20. Dransfield MT et al. Effect of fluticasone propionate/salmeterol on arterial stiffness in patients with COPD. Respir Med 2011;105(9):1322-1330.
21. Pepin JL et al. Long-acting bronchodilators and arterial stiffness in patients with COPD: a comparison of fluticasone furoate/vilanterol with tiotropium. Chest 2014;146(6):1521-1530.
22. Jabbour A et al. Differences between beta-blockers in patients with chronic heart failure and chronic obstructive pulmonary disease: a randomized crossover trial. J Am Coll Cardiol 2010;55(17):1780-1787.
23. Edwards DG et al. Effect of exercise training on central aortic pressure wave reflection in coronary artery disease. Am J Hypertens 2004;17(6):540-543.
24. Mustata S et al. Impact of an exercise program on arterial stiffness and insulin resistance in hemodialysis patients. J Am Soc Nephrol 2004;15(10):2713-2718.
25. Toussaint ND t al. Impact of intradialytic exercise on arterial compliance and B-type natriuretic peptide levels in hemodialysis patients.
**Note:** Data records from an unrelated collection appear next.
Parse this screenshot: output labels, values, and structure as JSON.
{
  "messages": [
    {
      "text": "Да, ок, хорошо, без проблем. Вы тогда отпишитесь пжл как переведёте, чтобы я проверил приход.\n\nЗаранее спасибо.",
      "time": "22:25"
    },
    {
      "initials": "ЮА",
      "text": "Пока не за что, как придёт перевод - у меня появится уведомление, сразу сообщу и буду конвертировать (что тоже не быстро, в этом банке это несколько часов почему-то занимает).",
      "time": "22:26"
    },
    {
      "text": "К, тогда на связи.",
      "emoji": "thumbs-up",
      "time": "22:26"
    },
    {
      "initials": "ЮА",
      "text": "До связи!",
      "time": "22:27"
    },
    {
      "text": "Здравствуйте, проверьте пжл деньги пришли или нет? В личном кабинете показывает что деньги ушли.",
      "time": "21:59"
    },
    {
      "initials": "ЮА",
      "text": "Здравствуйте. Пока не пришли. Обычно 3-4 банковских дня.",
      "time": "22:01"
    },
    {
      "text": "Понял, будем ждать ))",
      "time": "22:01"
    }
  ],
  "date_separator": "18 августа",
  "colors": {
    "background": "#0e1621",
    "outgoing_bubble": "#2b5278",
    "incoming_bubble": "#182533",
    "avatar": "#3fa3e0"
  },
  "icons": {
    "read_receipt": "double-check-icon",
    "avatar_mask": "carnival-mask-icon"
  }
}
Hemodial Int 2008;12(2):254-263.
26. Beck DT et al. Exercise training reduces peripheral arterial stiffness and myocardial oxygen demand in young prehypertensive subjects. Am J Hypertens 2013;26(9):1093-1102.
27. Protogerou AD e al. The effect of antihypertensive drugs on central blood pressure beyond peripheral blood pressure. Part I: (Patho)-physiology, rationale and perspective on pulse pressure amplification. Curr Pharm Des 2009;15(3):267-271.
28. Manisty CH et al. Meta-analysis of the comparative effects of different classes of antihypertensive agents on brachial and central systolic blood pressure, and augmentation index. Br J Clin Pharmacol 2013;75(1):79-92.
29. Trudeau L. Central blood pressure as an index of antihypertensive control: determinants and potential value. Can J Cardiol 2014;30(5 Suppl):S23-S28.